Source material START

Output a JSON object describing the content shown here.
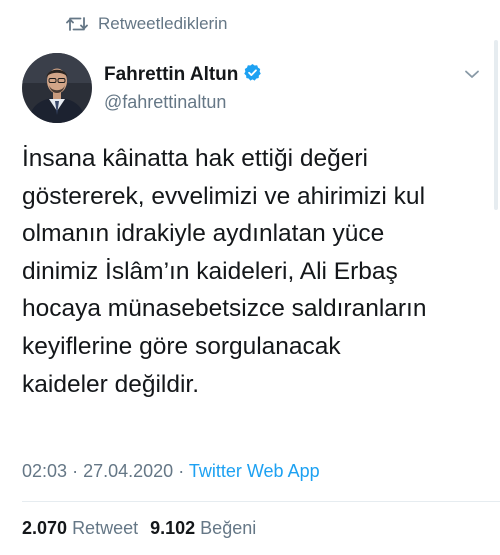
{
  "retweet_notice": {
    "icon": "retweet-icon",
    "label": "Retweetlediklerin"
  },
  "author": {
    "avatar": "avatar",
    "display_name": "Fahrettin Altun",
    "verified_icon": "verified-badge-icon",
    "handle": "@fahrettinaltun"
  },
  "more_menu_icon": "chevron-down-icon",
  "tweet": {
    "text": "İnsana kâinatta hak ettiği değeri\ngöstererek, evvelimizi ve ahirimizi kul\nolmanın idrakiyle aydınlatan yüce\ndinimiz İslâm’ın kaideleri, Ali Erbaş\nhocaya münasebetsizce saldıranların\nkeyiflerine göre sorgulanacak\nkaideler değildir.",
    "time": "02:03",
    "date": "27.04.2020",
    "separator": "·",
    "source": "Twitter Web App"
  },
  "stats": {
    "retweets_count": "2.070",
    "retweets_label": "Retweet",
    "likes_count": "9.102",
    "likes_label": "Beğeni"
  },
  "colors": {
    "text": "#14171a",
    "secondary": "#657786",
    "accent": "#1da1f2",
    "divider": "#e6ecf0"
  }
}
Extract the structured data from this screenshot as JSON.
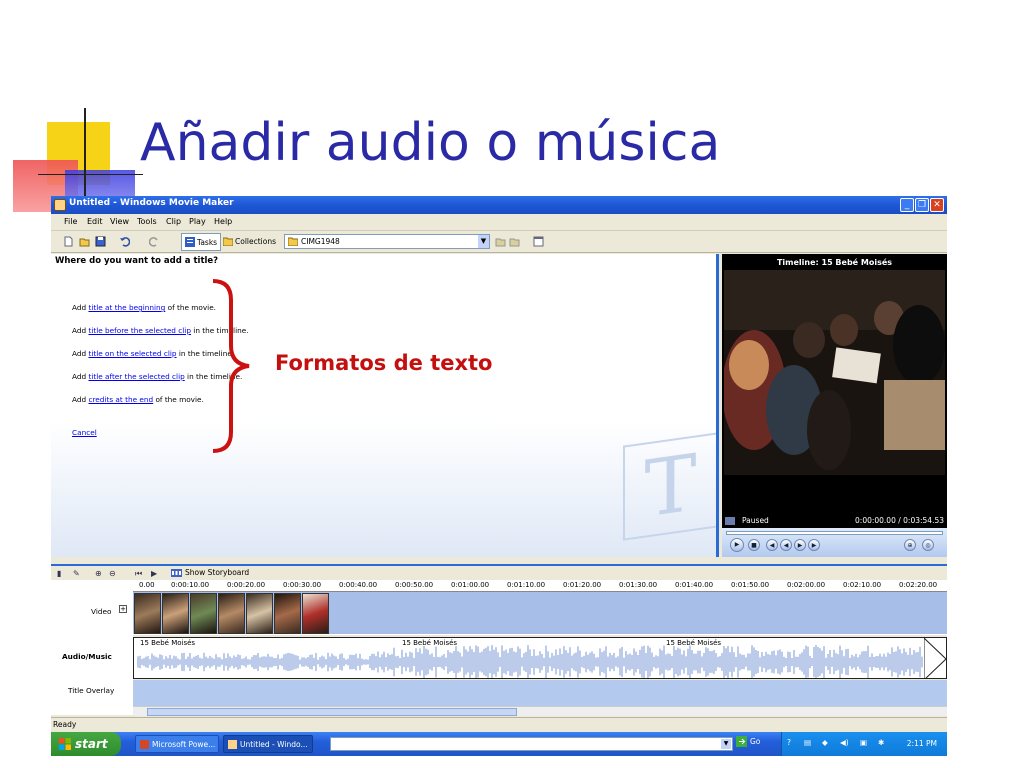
{
  "slide": {
    "title": "Añadir audio o música"
  },
  "window": {
    "title": "Untitled - Windows Movie Maker",
    "controls": {
      "minimize": "_",
      "maximize": "❐",
      "close": "✕"
    }
  },
  "menu": [
    "File",
    "Edit",
    "View",
    "Tools",
    "Clip",
    "Play",
    "Help"
  ],
  "toolbar": {
    "tasks_label": "Tasks",
    "collections_label": "Collections",
    "collection_value": "CIMG1948"
  },
  "taskpane": {
    "heading": "Where do you want to add a title?",
    "items": [
      {
        "pre": "Add ",
        "link": "title at the beginning",
        "post": " of the movie."
      },
      {
        "pre": "Add ",
        "link": "title before the selected clip",
        "post": " in the timeline."
      },
      {
        "pre": "Add ",
        "link": "title on the selected clip",
        "post": " in the timeline."
      },
      {
        "pre": "Add ",
        "link": "title after the selected clip",
        "post": " in the timeline."
      },
      {
        "pre": "Add ",
        "link": "credits at the end",
        "post": " of the movie."
      }
    ],
    "cancel": "Cancel",
    "watermark_letter": "T"
  },
  "preview": {
    "title": "Timeline: 15 Bebé Moisés",
    "state": "Paused",
    "time": "0:00:00.00 / 0:03:54.53",
    "progress": 0
  },
  "timeline": {
    "show_storyboard": "Show Storyboard",
    "ruler": [
      "0.00",
      "0:00:10.00",
      "0:00:20.00",
      "0:00:30.00",
      "0:00:40.00",
      "0:00:50.00",
      "0:01:00.00",
      "0:01:10.00",
      "0:01:20.00",
      "0:01:30.00",
      "0:01:40.00",
      "0:01:50.00",
      "0:02:00.00",
      "0:02:10.00",
      "0:02:20.00"
    ],
    "tracks": {
      "video": "Video",
      "audio": "Audio/Music",
      "overlay": "Title Overlay"
    },
    "audio_clips": [
      "15 Bebé Moisés",
      "15 Bebé Moisés",
      "15 Bebé Moisés"
    ]
  },
  "status": "Ready",
  "taskbar": {
    "start": "start",
    "items": [
      "Microsoft Powe...",
      "Untitled - Windo..."
    ],
    "go": "Go",
    "clock": "2:11 PM"
  },
  "annotation": {
    "label": "Formatos de texto",
    "color": "#c40f0f"
  }
}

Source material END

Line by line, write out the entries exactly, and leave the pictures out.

- Task result:
Output a JSON object describing the content shown here.
{
  "retweet_notice": {
    "icon": "retweet-icon",
    "label": "Retweetlediklerin"
  },
  "author": {
    "avatar": "avatar",
    "display_name": "Fahrettin Altun",
    "verified_icon": "verified-badge-icon",
    "handle": "@fahrettinaltun"
  },
  "more_menu_icon": "chevron-down-icon",
  "tweet": {
    "text": "İnsana kâinatta hak ettiği değeri\ngöstererek, evvelimizi ve ahirimizi kul\nolmanın idrakiyle aydınlatan yüce\ndinimiz İslâm’ın kaideleri, Ali Erbaş\nhocaya münasebetsizce saldıranların\nkeyiflerine göre sorgulanacak\nkaideler değildir.",
    "time": "02:03",
    "date": "27.04.2020",
    "separator": "·",
    "source": "Twitter Web App"
  },
  "stats": {
    "retweets_count": "2.070",
    "retweets_label": "Retweet",
    "likes_count": "9.102",
    "likes_label": "Beğeni"
  },
  "colors": {
    "text": "#14171a",
    "secondary": "#657786",
    "accent": "#1da1f2",
    "divider": "#e6ecf0"
  }
}
Extract the structured data from this screenshot as JSON.
{
  "slide": {
    "title": "Añadir audio o música"
  },
  "window": {
    "title": "Untitled - Windows Movie Maker",
    "controls": {
      "minimize": "_",
      "maximize": "❐",
      "close": "✕"
    }
  },
  "menu": [
    "File",
    "Edit",
    "View",
    "Tools",
    "Clip",
    "Play",
    "Help"
  ],
  "toolbar": {
    "tasks_label": "Tasks",
    "collections_label": "Collections",
    "collection_value": "CIMG1948"
  },
  "taskpane": {
    "heading": "Where do you want to add a title?",
    "items": [
      {
        "pre": "Add ",
        "link": "title at the beginning",
        "post": " of the movie."
      },
      {
        "pre": "Add ",
        "link": "title before the selected clip",
        "post": " in the timeline."
      },
      {
        "pre": "Add ",
        "link": "title on the selected clip",
        "post": " in the timeline."
      },
      {
        "pre": "Add ",
        "link": "title after the selected clip",
        "post": " in the timeline."
      },
      {
        "pre": "Add ",
        "link": "credits at the end",
        "post": " of the movie."
      }
    ],
    "cancel": "Cancel",
    "watermark_letter": "T"
  },
  "preview": {
    "title": "Timeline: 15 Bebé Moisés",
    "state": "Paused",
    "time": "0:00:00.00 / 0:03:54.53",
    "progress": 0
  },
  "timeline": {
    "show_storyboard": "Show Storyboard",
    "ruler": [
      "0.00",
      "0:00:10.00",
      "0:00:20.00",
      "0:00:30.00",
      "0:00:40.00",
      "0:00:50.00",
      "0:01:00.00",
      "0:01:10.00",
      "0:01:20.00",
      "0:01:30.00",
      "0:01:40.00",
      "0:01:50.00",
      "0:02:00.00",
      "0:02:10.00",
      "0:02:20.00"
    ],
    "tracks": {
      "video": "Video",
      "audio": "Audio/Music",
      "overlay": "Title Overlay"
    },
    "audio_clips": [
      "15 Bebé Moisés",
      "15 Bebé Moisés",
      "15 Bebé Moisés"
    ]
  },
  "status": "Ready",
  "taskbar": {
    "start": "start",
    "items": [
      "Microsoft Powe...",
      "Untitled - Windo..."
    ],
    "go": "Go",
    "clock": "2:11 PM"
  },
  "annotation": {
    "label": "Formatos de texto",
    "color": "#c40f0f"
  }
}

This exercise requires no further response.